Abstract:
Kination dominated quintessence models of dark energy have the intriguing feature that the relic abundance of thermal cold dark matter can be significantly enhanced compared to the predictions from standard cosmology. Previous treatments of such models do not include a realistic embedding of inflationary initial conditions. We remedy this situation by constructing a viable inflationary model in which the inflaton and quintessence field are the same scalar degree of freedom. Kination domination is achieved after inflation through a strong push or "kick" of the inflaton, and sufficient reheating can be achieved depending on model parameters. This allows us to explore both model-dependent and model-independent cosmological predictions of this scenario. We find that measurements of the B-mode CMB polarization can rule out this class of scenarios almost model independently. We also discuss other experimentally accessible signatures for this class of models.

Abstract:
It is often assumed that in the course of the evolution of the universe, the dark energy either vanishes or becomes a positive constant. However, recently it was shown that in many models based on supergravity, the dark energy eventually becomes negative and the universe collapses within the time comparable to the present age of the universe. We will show that this conclusion is not limited to the models based on supergravity: In many models describing the present stage of acceleration of the universe, the dark energy eventually becomes negative, which triggers the collapse of the universe within the time t = 10^10-10^11 years.
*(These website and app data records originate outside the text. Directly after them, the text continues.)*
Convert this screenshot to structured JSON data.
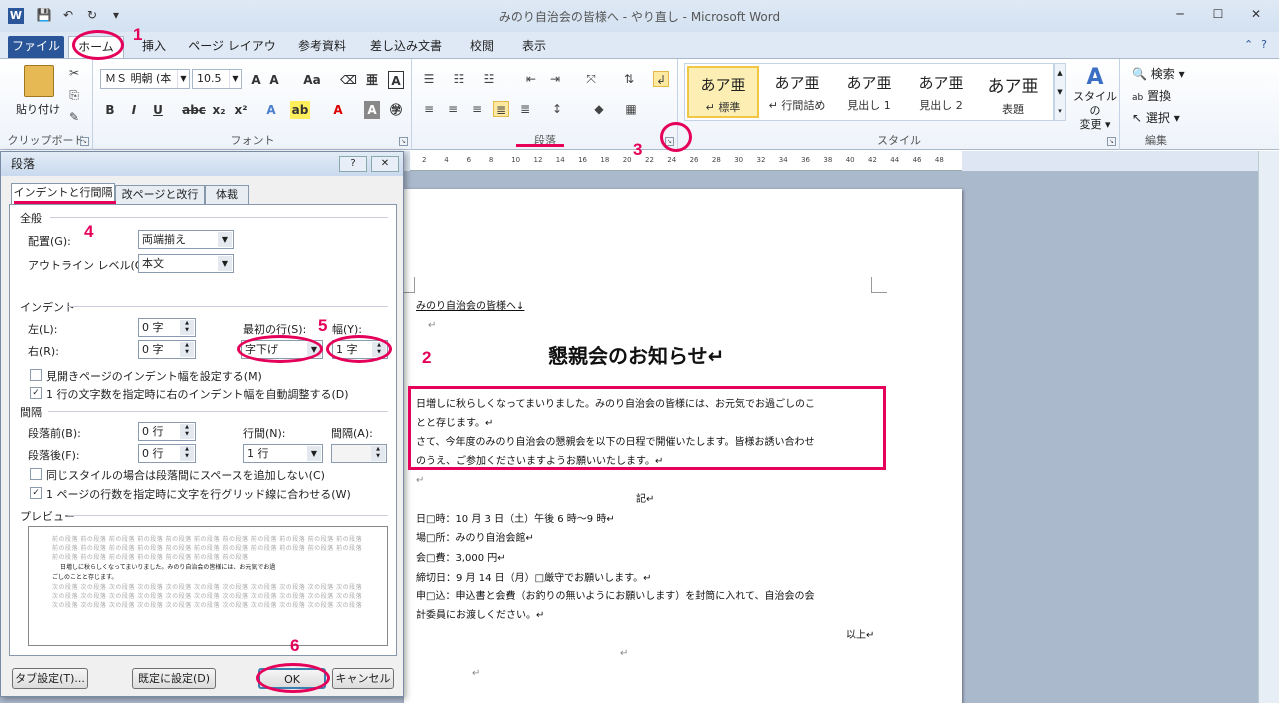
{
  "window": {
    "title": "みのり自治会の皆様へ - やり直し  -  Microsoft Word",
    "logo": "W",
    "qat_save": "💾",
    "qat_undo": "↶",
    "qat_redo": "↻",
    "qat_more": "▾"
  },
  "tabs": [
    "ファイル",
    "ホーム",
    "挿入",
    "ページ レイアウト",
    "参考資料",
    "差し込み文書",
    "校閲",
    "表示"
  ],
  "ribbon": {
    "clipboard": {
      "paste": "貼り付け",
      "label": "クリップボード"
    },
    "font": {
      "name": "ＭＳ 明朝 (本",
      "size": "10.5",
      "label": "フォント"
    },
    "paragraph": {
      "label": "段落"
    },
    "styles": {
      "label": "スタイル",
      "items": [
        {
          "sample": "あア亜",
          "name": "↵ 標準"
        },
        {
          "sample": "あア亜",
          "name": "↵ 行間詰め"
        },
        {
          "sample": "あア亜",
          "name": "見出し 1"
        },
        {
          "sample": "あア亜",
          "name": "見出し 2"
        },
        {
          "sample": "あア亜",
          "name": "表題"
        }
      ],
      "change": "スタイルの\n変更 ▾"
    },
    "editing": {
      "label": "編集",
      "find": "検索 ▾",
      "replace": "置換",
      "select": "選択 ▾"
    }
  },
  "dialog": {
    "title": "段落",
    "help": "?",
    "close": "✕",
    "tabs": [
      "インデントと行間隔",
      "改ページと改行",
      "体裁"
    ],
    "general": {
      "title": "全般",
      "alignment_label": "配置(G):",
      "alignment_value": "両端揃え",
      "outline_label": "アウトライン レベル(O):",
      "outline_value": "本文"
    },
    "indent": {
      "title": "インデント",
      "left_label": "左(L):",
      "left_value": "0 字",
      "right_label": "右(R):",
      "right_value": "0 字",
      "first_line_label": "最初の行(S):",
      "first_line_value": "字下げ",
      "width_label": "幅(Y):",
      "width_value": "1 字",
      "mirror_label": "見開きページのインデント幅を設定する(M)",
      "mirror_checked": false,
      "auto_adjust_label": "1 行の文字数を指定時に右のインデント幅を自動調整する(D)",
      "auto_adjust_checked": true
    },
    "spacing": {
      "title": "間隔",
      "before_label": "段落前(B):",
      "before_value": "0 行",
      "after_label": "段落後(F):",
      "after_value": "0 行",
      "line_label": "行間(N):",
      "line_value": "1 行",
      "at_label": "間隔(A):",
      "at_value": "",
      "no_space_label": "同じスタイルの場合は段落間にスペースを追加しない(C)",
      "no_space_checked": false,
      "grid_label": "1 ページの行数を指定時に文字を行グリッド線に合わせる(W)",
      "grid_checked": true
    },
    "preview": {
      "title": "プレビュー",
      "prev_lines": [
        "前の段落 前の段落 前の段落 前の段落 前の段落 前の段落 前の段落 前の段落 前の段落 前の段落 前の段落",
        "前の段落 前の段落 前の段落 前の段落 前の段落 前の段落 前の段落 前の段落 前の段落 前の段落 前の段落",
        "前の段落 前の段落 前の段落 前の段落 前の段落 前の段落 前の段落"
      ],
      "sample_lines": [
        "日増しに秋らしくなってまいりました。みのり自治会の皆様には、お元気でお過",
        "ごしのことと存じます。"
      ],
      "next_lines": [
        "次の段落 次の段落 次の段落 次の段落 次の段落 次の段落 次の段落 次の段落 次の段落 次の段落 次の段落",
        "次の段落 次の段落 次の段落 次の段落 次の段落 次の段落 次の段落 次の段落 次の段落 次の段落 次の段落",
        "次の段落 次の段落 次の段落 次の段落 次の段落 次の段落 次の段落 次の段落 次の段落 次の段落 次の段落"
      ]
    },
    "buttons": {
      "tabs": "タブ設定(T)...",
      "default": "既定に設定(D)",
      "ok": "OK",
      "cancel": "キャンセル"
    }
  },
  "ruler": [
    "2",
    "4",
    "6",
    "8",
    "10",
    "12",
    "14",
    "16",
    "18",
    "20",
    "22",
    "24",
    "26",
    "28",
    "30",
    "32",
    "34",
    "36",
    "38",
    "40",
    "42",
    "44",
    "46",
    "48"
  ],
  "document": {
    "salutation": "みのり自治会の皆様へ↓",
    "mark1": "↵",
    "title": "懇親会のお知らせ↵",
    "body": [
      "日増しに秋らしくなってまいりました。みのり自治会の皆様には、お元気でお過ごしのこ",
      "とと存じます。↵",
      "さて、今年度のみのり自治会の懇親会を以下の日程で開催いたします。皆様お誘い合わせ",
      "のうえ、ご参加くださいますようお願いいたします。↵"
    ],
    "mark2": "↵",
    "ki": "記↵",
    "items": [
      "日□時：10 月 3 日（土）午後 6 時～9 時↵",
      "場□所：みのり自治会館↵",
      "会□費：3,000 円↵",
      "締切日：9 月 14 日（月）□厳守でお願いします。↵",
      "申□込：申込書と会費（お釣りの無いようにお願いします）を封筒に入れて、自治会の会",
      "計委員にお渡しください。↵"
    ],
    "ijo": "以上↵",
    "mark3": "↵",
    "mark4": "↵"
  },
  "annotations": [
    "1",
    "2",
    "3",
    "4",
    "5",
    "6"
  ],
  "colors": {
    "accent": "#e5005a",
    "file_tab": "#2a5699"
  }
}
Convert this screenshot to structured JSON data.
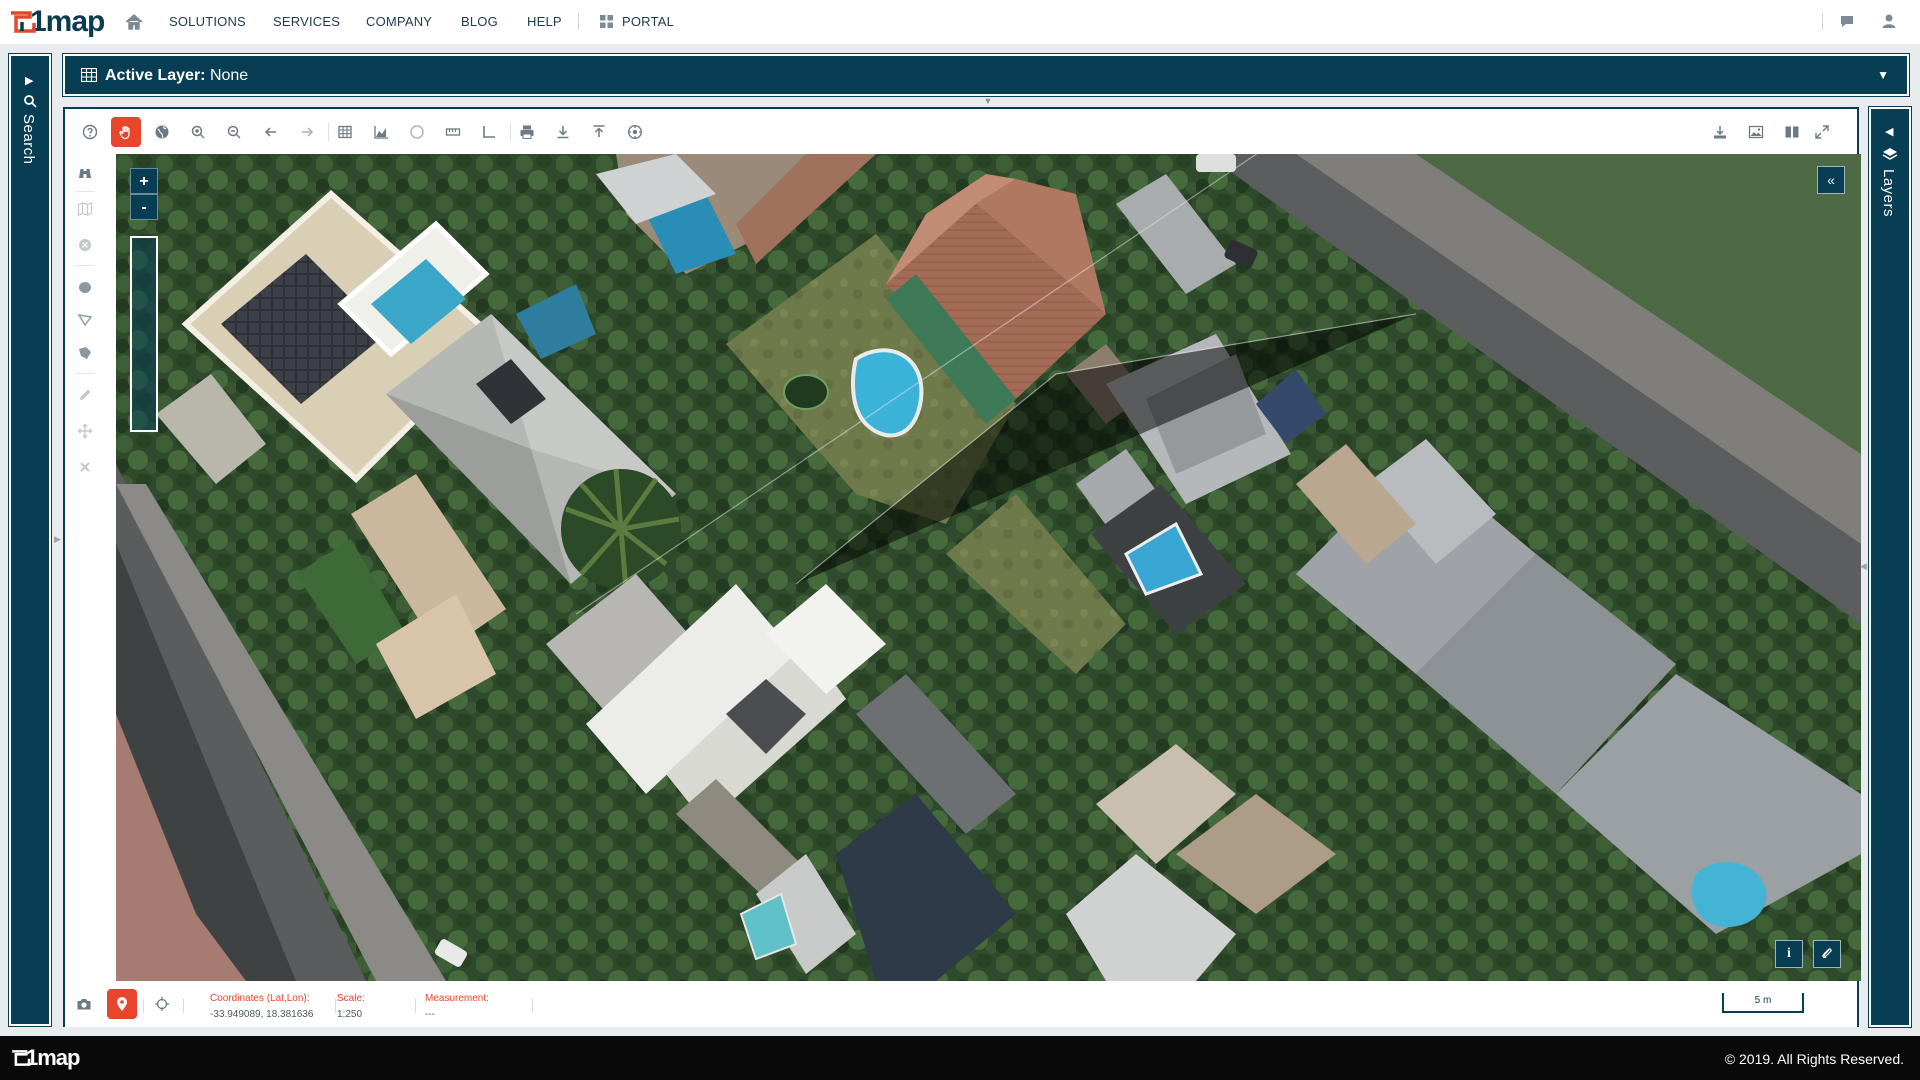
{
  "nav": {
    "logo_text": "1map",
    "items": [
      "SOLUTIONS",
      "SERVICES",
      "COMPANY",
      "BLOG",
      "HELP"
    ],
    "portal": "PORTAL"
  },
  "search_panel": {
    "label": "Search"
  },
  "layers_panel": {
    "label": "Layers"
  },
  "active_layer": {
    "label": "Active Layer:",
    "value": "None"
  },
  "zoom": {
    "plus": "+",
    "minus": "-"
  },
  "status": {
    "coordinates_label": "Coordinates (Lat,Lon):",
    "coordinates_value": "-33.949089, 18.381636",
    "scale_label": "Scale:",
    "scale_value": "1:250",
    "measurement_label": "Measurement:",
    "measurement_value": "---",
    "scale_bar": "5 m"
  },
  "map_buttons": {
    "collapse": "«",
    "info": "i"
  },
  "footer": {
    "logo_text": "1map",
    "copyright": "© 2019. All Rights Reserved."
  },
  "colors": {
    "brand_dark": "#083e54",
    "accent": "#e8462c"
  },
  "toolbar_icons": [
    "help-icon",
    "pan-hand-icon",
    "globe-icon",
    "zoom-in-icon",
    "zoom-out-icon",
    "back-arrow-icon",
    "forward-arrow-icon",
    "table-icon",
    "chart-icon",
    "circle-icon",
    "ruler-icon",
    "angle-icon",
    "print-icon",
    "download-icon",
    "upload-icon",
    "settings-icon"
  ]
}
The theories of this type have certain distinguishing features that can be tested by cosmological observations.